Editors: Shweta Ramdas, Alex Taylor, and Kevin Boehnke
“… in diversity there is beauty and there is strength.” ― Maya Angelou
Over time, there has been a general trend towards acceptance and inclusivity in the civil rights laws of the United States. From the abolition of slavery in 1865, to granting women the right to vote in 1920, to the legalization of gay marriage in 2015, we are making torturously-slow-but-steady progress towards the promise that “all men [and women] are created equal.”
Today, the majority of people in the U.S. agree with Maya Angelou that diversity lends strength to our community. However, racism, sexism, and homophobia remain enormous societal issues. Is there a neurological basis for these ideas? If so, how can we combat it?
Editors: Whit Froehlich, Nayiri Kaissarian, and Irene Park
In my last post, I wrote about the social differences between introverts and extroverts and the misconceptions surrounding the two personalities. This post will focus on the underlying brain biology that contributes to whether a person is an extrovert or an introvert.
The more I read about these personalities, the more I wondered—are there ways in which the biology can explain the social differences? It turns out that there are several known, key differences in the brain biology between introverts and extroverts.
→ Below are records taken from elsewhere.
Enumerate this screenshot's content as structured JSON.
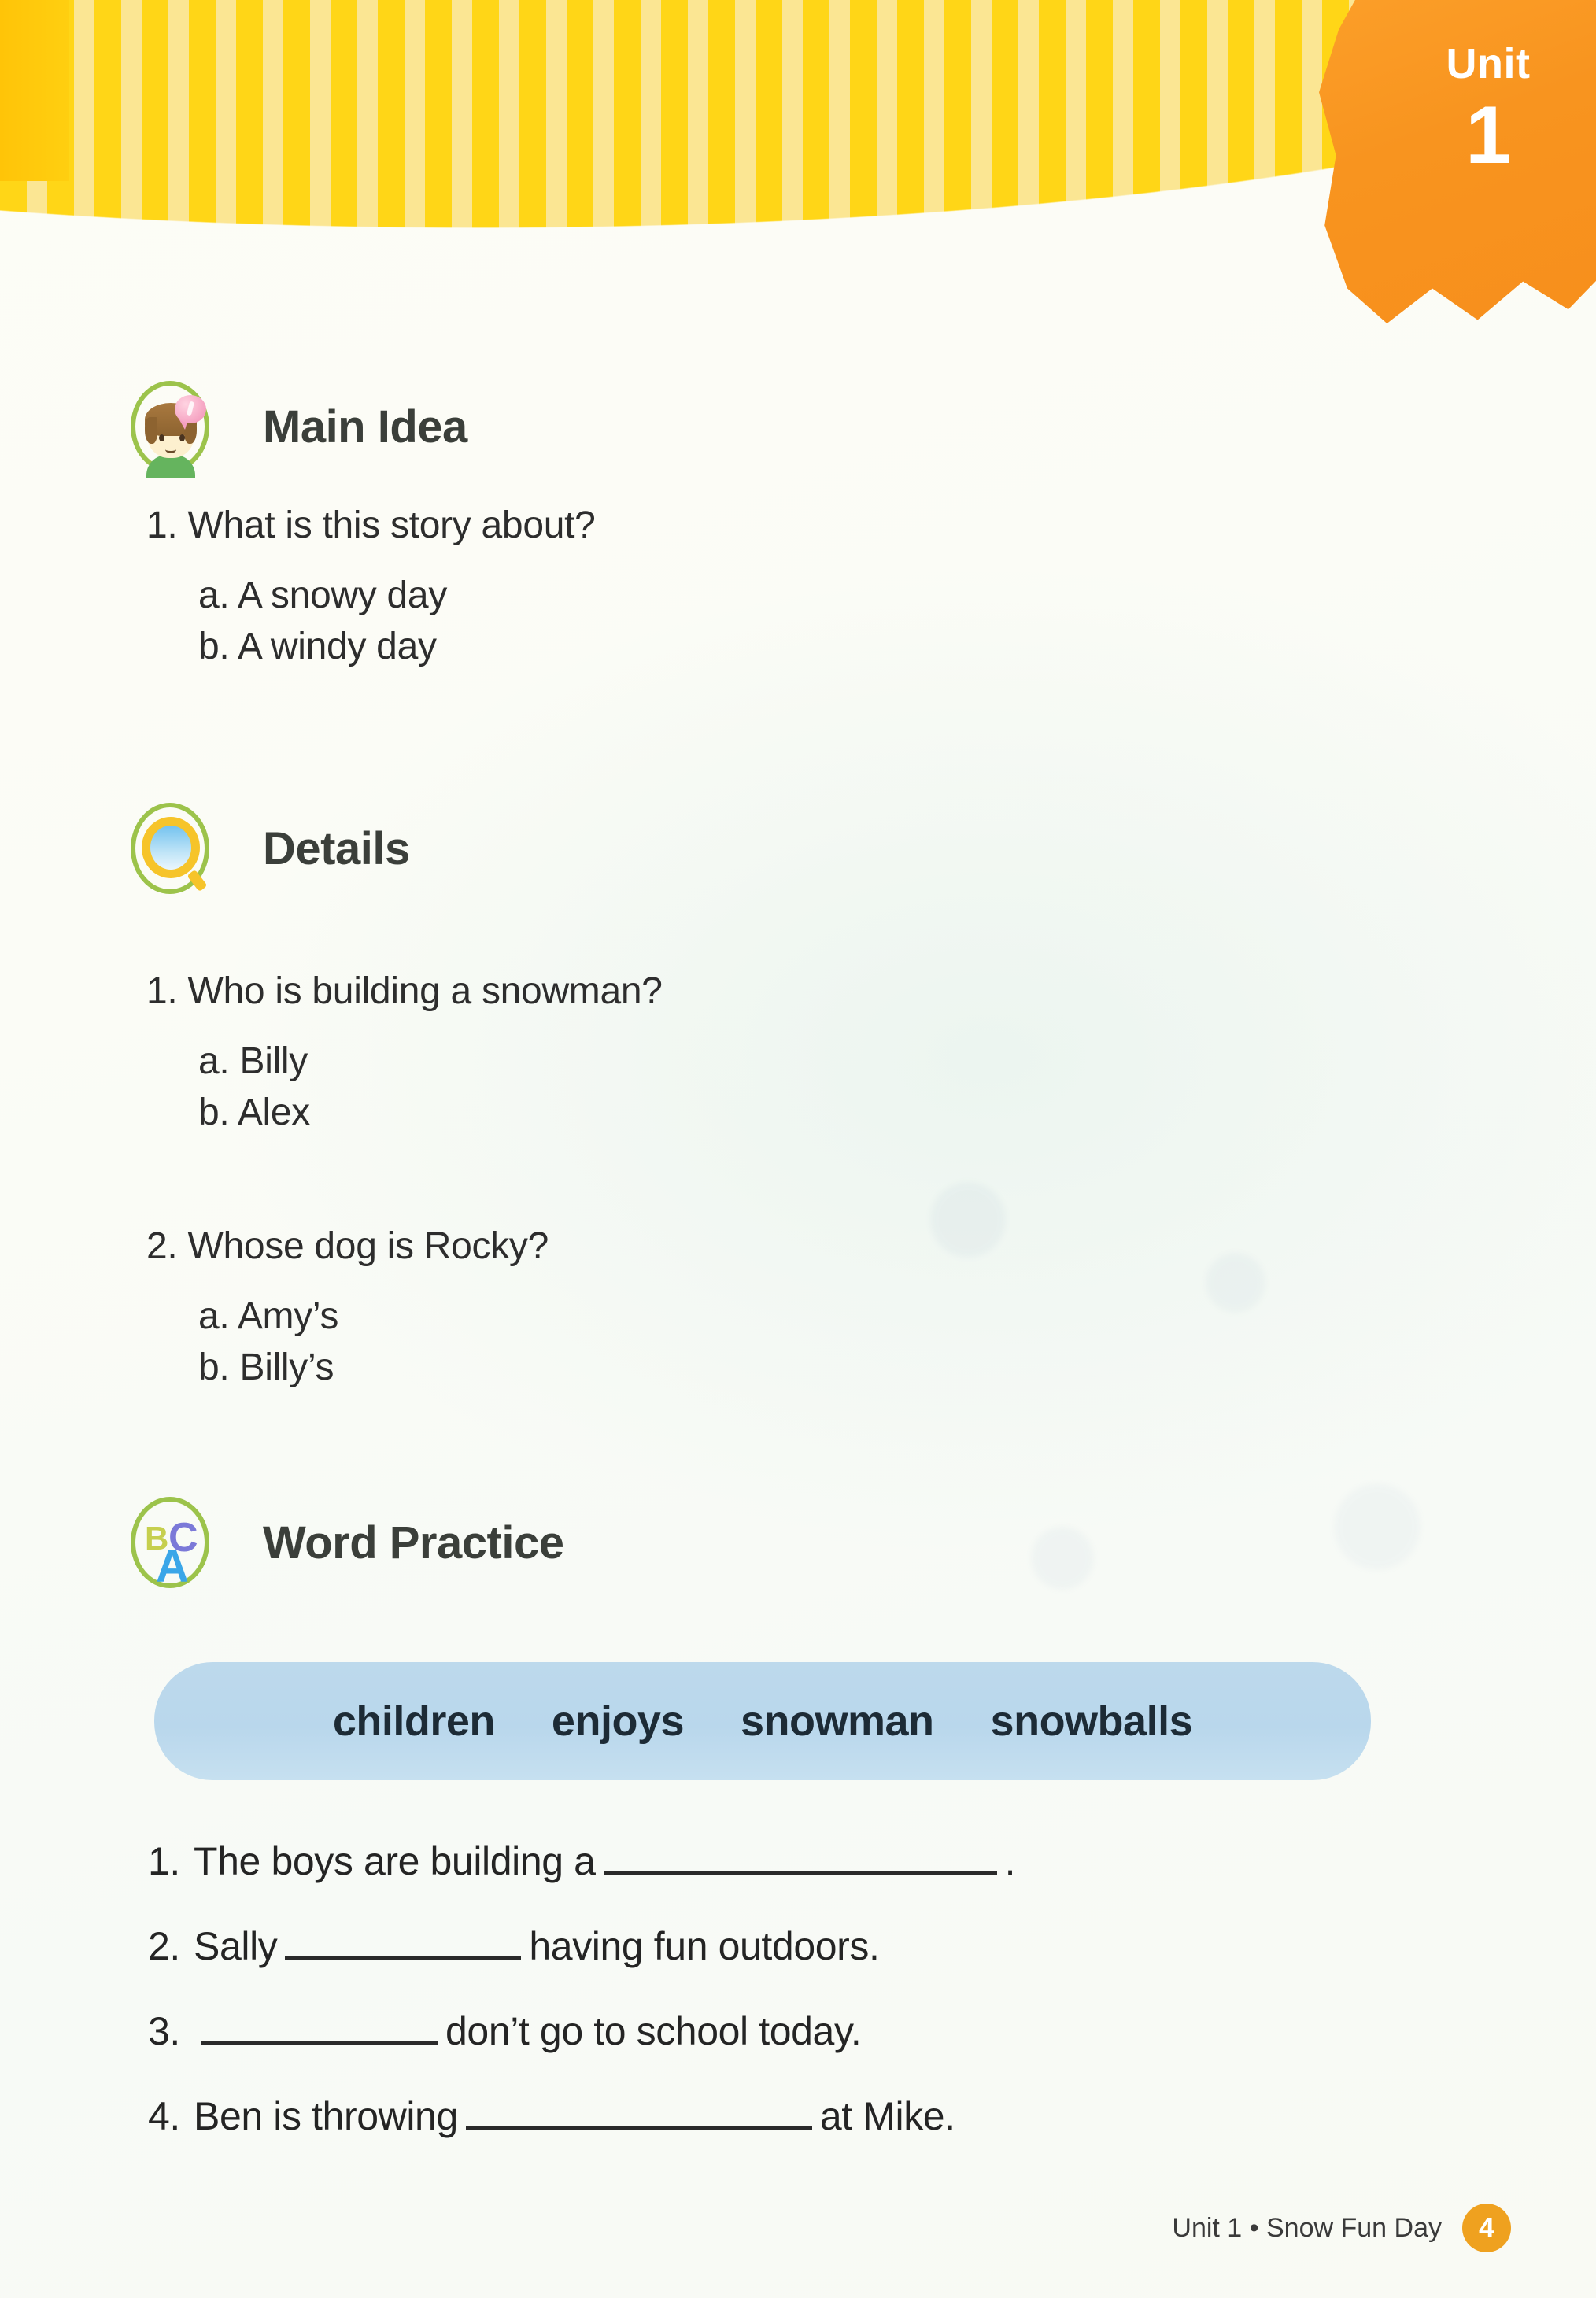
{
  "banner": {
    "unit_label": "Unit",
    "unit_number": "1",
    "stripe_color_dark": "#ffd617",
    "stripe_color_light": "#fbe693",
    "star_color": "#f8941f"
  },
  "sections": [
    {
      "id": "main-idea",
      "title": "Main Idea",
      "icon": "kid-thought-bubble-icon",
      "questions": [
        {
          "number": "1.",
          "text": "What is this story about?",
          "options": [
            {
              "letter": "a.",
              "text": "A snowy day"
            },
            {
              "letter": "b.",
              "text": "A windy day"
            }
          ]
        }
      ]
    },
    {
      "id": "details",
      "title": "Details",
      "icon": "magnifying-glass-icon",
      "questions": [
        {
          "number": "1.",
          "text": "Who is building a snowman?",
          "options": [
            {
              "letter": "a.",
              "text": "Billy"
            },
            {
              "letter": "b.",
              "text": "Alex"
            }
          ]
        },
        {
          "number": "2.",
          "text": "Whose dog is Rocky?",
          "options": [
            {
              "letter": "a.",
              "text": "Amy’s"
            },
            {
              "letter": "b.",
              "text": "Billy’s"
            }
          ]
        }
      ]
    },
    {
      "id": "word-practice",
      "title": "Word Practice",
      "icon": "abc-letters-icon"
    }
  ],
  "word_bank": {
    "background_color": "#bdd9ec",
    "words": [
      "children",
      "enjoys",
      "snowman",
      "snowballs"
    ]
  },
  "fill_in_blanks": [
    {
      "number": "1.",
      "before": "The boys are building a",
      "after": "."
    },
    {
      "number": "2.",
      "before": "Sally",
      "after": "having fun outdoors."
    },
    {
      "number": "3.",
      "before": "",
      "after": "don’t go to school today."
    },
    {
      "number": "4.",
      "before": "Ben is throwing",
      "after": "at Mike."
    }
  ],
  "footer": {
    "text": "Unit 1  •  Snow Fun Day",
    "page_number": "4",
    "badge_color": "#efa11f"
  }
}
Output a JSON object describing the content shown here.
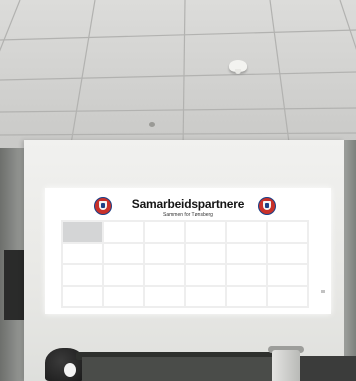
{
  "board": {
    "title": "Samarbeidspartnere",
    "subtitle": "Sammen for Tønsberg",
    "grid": {
      "columns": 6,
      "rows": 4,
      "highlighted_cell": 0
    }
  },
  "colors": {
    "logo_red": "#c8312a",
    "logo_blue": "#1b3f86",
    "wall": "#ececea",
    "ceiling": "#d4d4d2"
  }
}
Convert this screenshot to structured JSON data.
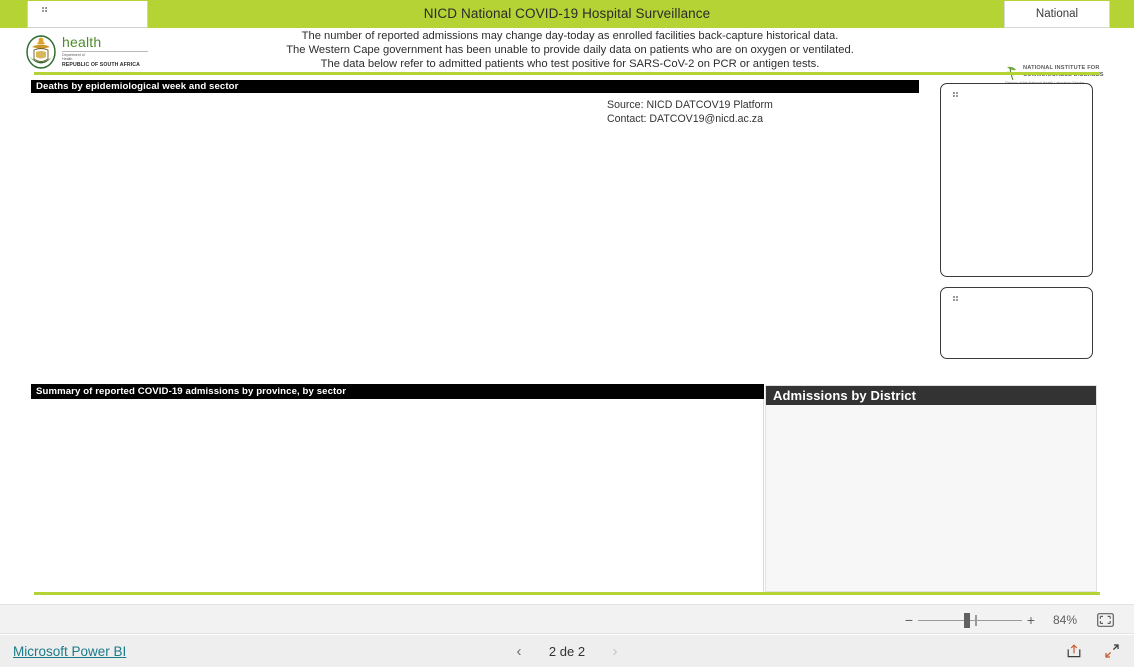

Life can be exciting sometimes, but it can also just be downright stressful. The dinner event that took me two weeks to plan is attended by only a quarter of the people on the guest list, my to-do list never gets shorter, my car suffers yet another bump in the parking lot, and so on.
There are many ways that I deal with stress—such as exercising, listening to music, and hanging out with friends. But I have one secret way to de-stress that I usually don’t talk about at work: watching videos or looking at pictures of cute animals, like this one or this one, that melt my heart and force me to let out a huge “awwwww.”